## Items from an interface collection
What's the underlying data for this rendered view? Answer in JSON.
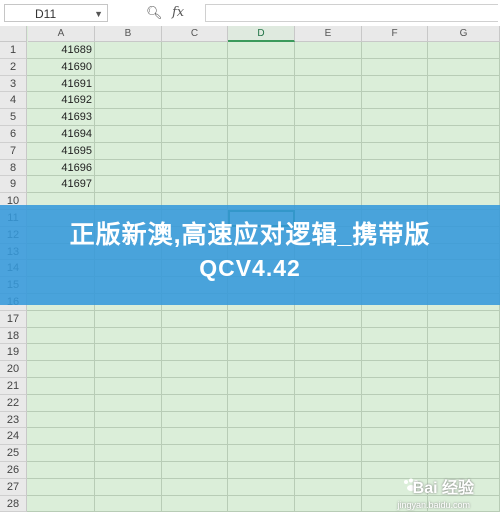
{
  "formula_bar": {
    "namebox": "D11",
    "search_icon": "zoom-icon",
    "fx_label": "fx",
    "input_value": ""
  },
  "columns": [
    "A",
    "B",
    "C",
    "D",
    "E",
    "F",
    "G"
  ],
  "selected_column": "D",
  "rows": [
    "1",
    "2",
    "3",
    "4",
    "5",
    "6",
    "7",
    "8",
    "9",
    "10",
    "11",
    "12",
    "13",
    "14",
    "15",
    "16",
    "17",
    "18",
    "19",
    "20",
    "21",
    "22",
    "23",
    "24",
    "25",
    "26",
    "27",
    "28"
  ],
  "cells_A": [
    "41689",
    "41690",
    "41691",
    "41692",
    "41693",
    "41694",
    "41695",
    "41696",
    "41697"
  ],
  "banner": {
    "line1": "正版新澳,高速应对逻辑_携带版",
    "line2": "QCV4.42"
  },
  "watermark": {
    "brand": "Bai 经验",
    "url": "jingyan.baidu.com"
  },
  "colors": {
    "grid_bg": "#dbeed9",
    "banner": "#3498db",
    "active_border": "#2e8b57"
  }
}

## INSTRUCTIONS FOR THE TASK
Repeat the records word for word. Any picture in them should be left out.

## RESULT OF THIS EXERCISE
What's the underlying data for this rendered view? Answer in JSON.
{
  "formula_bar": {
    "namebox": "D11",
    "search_icon": "zoom-icon",
    "fx_label": "fx",
    "input_value": ""
  },
  "columns": [
    "A",
    "B",
    "C",
    "D",
    "E",
    "F",
    "G"
  ],
  "selected_column": "D",
  "rows": [
    "1",
    "2",
    "3",
    "4",
    "5",
    "6",
    "7",
    "8",
    "9",
    "10",
    "11",
    "12",
    "13",
    "14",
    "15",
    "16",
    "17",
    "18",
    "19",
    "20",
    "21",
    "22",
    "23",
    "24",
    "25",
    "26",
    "27",
    "28"
  ],
  "cells_A": [
    "41689",
    "41690",
    "41691",
    "41692",
    "41693",
    "41694",
    "41695",
    "41696",
    "41697"
  ],
  "banner": {
    "line1": "正版新澳,高速应对逻辑_携带版",
    "line2": "QCV4.42"
  },
  "watermark": {
    "brand": "Bai 经验",
    "url": "jingyan.baidu.com"
  },
  "colors": {
    "grid_bg": "#dbeed9",
    "banner": "#3498db",
    "active_border": "#2e8b57"
  }
}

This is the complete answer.